* Data extracts *
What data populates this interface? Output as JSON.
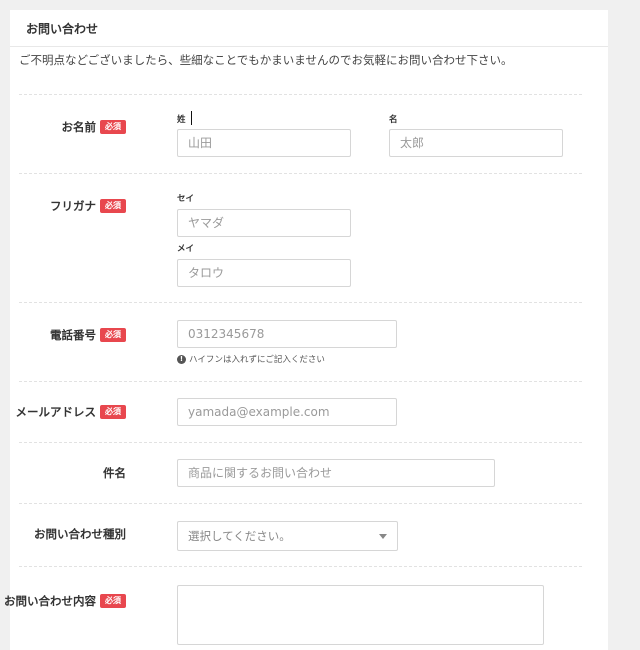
{
  "form": {
    "title": "お問い合わせ",
    "intro": "ご不明点などございましたら、些細なことでもかまいませんのでお気軽にお問い合わせ下さい。",
    "required_label": "必須"
  },
  "name": {
    "label": "お名前",
    "last_sub": "姓",
    "last_placeholder": "山田",
    "first_sub": "名",
    "first_placeholder": "太郎"
  },
  "furigana": {
    "label": "フリガナ",
    "sei_sub": "セイ",
    "sei_placeholder": "ヤマダ",
    "mei_sub": "メイ",
    "mei_placeholder": "タロウ"
  },
  "phone": {
    "label": "電話番号",
    "placeholder": "0312345678",
    "help": "ハイフンは入れずにご記入ください"
  },
  "email": {
    "label": "メールアドレス",
    "placeholder": "yamada@example.com"
  },
  "subject": {
    "label": "件名",
    "placeholder": "商品に関するお問い合わせ"
  },
  "inquiry_type": {
    "label": "お問い合わせ種別",
    "selected": "選択してください。"
  },
  "content": {
    "label": "お問い合わせ内容"
  }
}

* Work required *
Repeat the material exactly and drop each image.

* Exercise output *
What data populates this interface? Output as JSON.
{
  "form": {
    "title": "お問い合わせ",
    "intro": "ご不明点などございましたら、些細なことでもかまいませんのでお気軽にお問い合わせ下さい。",
    "required_label": "必須"
  },
  "name": {
    "label": "お名前",
    "last_sub": "姓",
    "last_placeholder": "山田",
    "first_sub": "名",
    "first_placeholder": "太郎"
  },
  "furigana": {
    "label": "フリガナ",
    "sei_sub": "セイ",
    "sei_placeholder": "ヤマダ",
    "mei_sub": "メイ",
    "mei_placeholder": "タロウ"
  },
  "phone": {
    "label": "電話番号",
    "placeholder": "0312345678",
    "help": "ハイフンは入れずにご記入ください"
  },
  "email": {
    "label": "メールアドレス",
    "placeholder": "yamada@example.com"
  },
  "subject": {
    "label": "件名",
    "placeholder": "商品に関するお問い合わせ"
  },
  "inquiry_type": {
    "label": "お問い合わせ種別",
    "selected": "選択してください。"
  },
  "content": {
    "label": "お問い合わせ内容"
  }
}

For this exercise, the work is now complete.